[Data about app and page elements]
· · · · · · ·
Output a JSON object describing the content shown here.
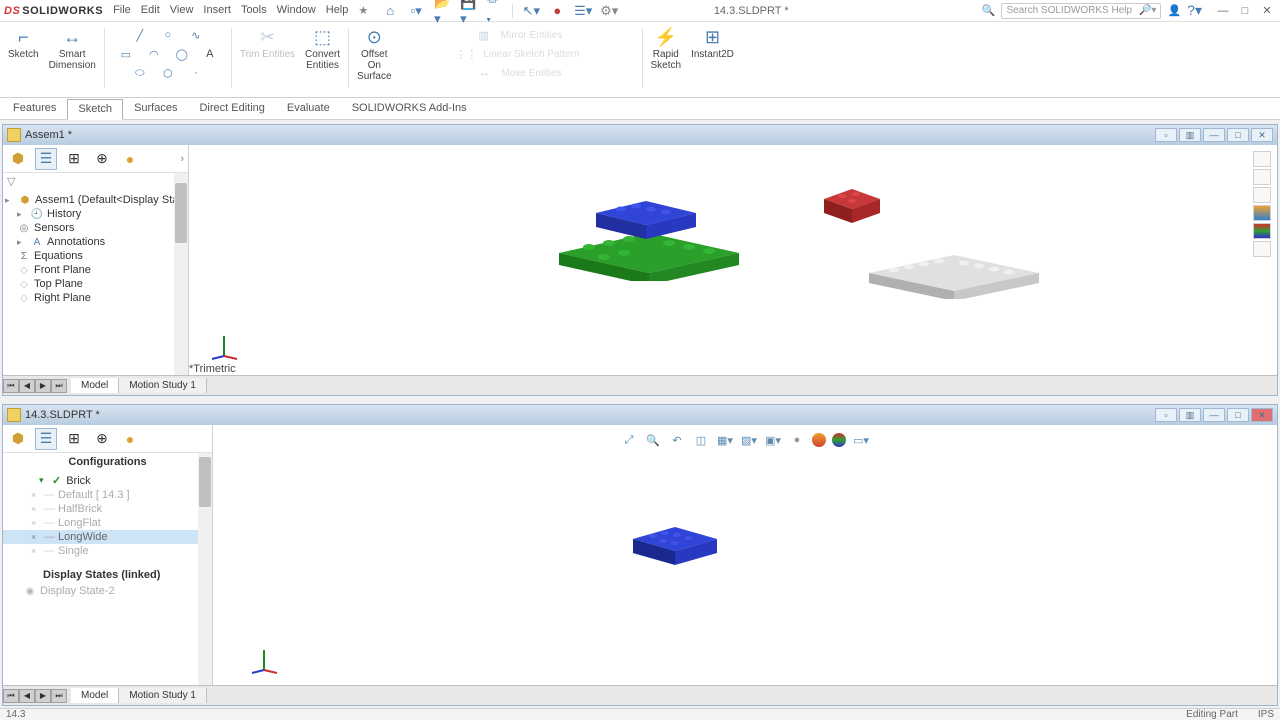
{
  "app": {
    "logo_text": "SOLIDWORKS",
    "current_doc": "14.3.SLDPRT *",
    "search_placeholder": "Search SOLIDWORKS Help"
  },
  "menu": [
    "File",
    "Edit",
    "View",
    "Insert",
    "Tools",
    "Window",
    "Help"
  ],
  "ribbon": {
    "sketch": "Sketch",
    "smart_dim": "Smart\nDimension",
    "trim": "Trim Entities",
    "convert": "Convert\nEntities",
    "offset": "Offset\nOn\nSurface",
    "rapid": "Rapid\nSketch",
    "instant2d": "Instant2D"
  },
  "cmd_tabs": [
    "Features",
    "Sketch",
    "Surfaces",
    "Direct Editing",
    "Evaluate",
    "SOLIDWORKS Add-Ins"
  ],
  "cmd_active": 1,
  "doc_top": {
    "title": "Assem1 *",
    "tree_root": "Assem1  (Default<Display Stat",
    "tree_items": [
      {
        "icon": "H",
        "label": "History"
      },
      {
        "icon": "S",
        "label": "Sensors"
      },
      {
        "icon": "A",
        "label": "Annotations"
      },
      {
        "icon": "Σ",
        "label": "Equations"
      },
      {
        "icon": "◇",
        "label": "Front Plane"
      },
      {
        "icon": "◇",
        "label": "Top Plane"
      },
      {
        "icon": "◇",
        "label": "Right Plane"
      }
    ],
    "view_label": "*Trimetric",
    "tabs": [
      "Model",
      "Motion Study 1"
    ],
    "tab_active": 0
  },
  "doc_bottom": {
    "title": "14.3.SLDPRT *",
    "configs_header": "Configurations",
    "config_root": "Brick",
    "configs": [
      {
        "label": "Default [ 14.3 ]",
        "sel": false,
        "dim": true
      },
      {
        "label": "HalfBrick",
        "sel": false,
        "dim": true
      },
      {
        "label": "LongFlat",
        "sel": false,
        "dim": true
      },
      {
        "label": "LongWide",
        "sel": true,
        "dim": false
      },
      {
        "label": "Single",
        "sel": false,
        "dim": true
      }
    ],
    "display_states_header": "Display States (linked)",
    "display_state": "Display State-2",
    "tabs": [
      "Model",
      "Motion Study 1"
    ],
    "tab_active": 0
  },
  "status": {
    "left": "14.3",
    "editing": "Editing Part",
    "units": "IPS"
  },
  "colors": {
    "green": "#2aa02a",
    "blue": "#2838c8",
    "red": "#b02828",
    "gray": "#d0d0d0"
  }
}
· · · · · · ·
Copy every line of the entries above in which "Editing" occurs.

    "Direct Editing",
    "editing": "Editing Part",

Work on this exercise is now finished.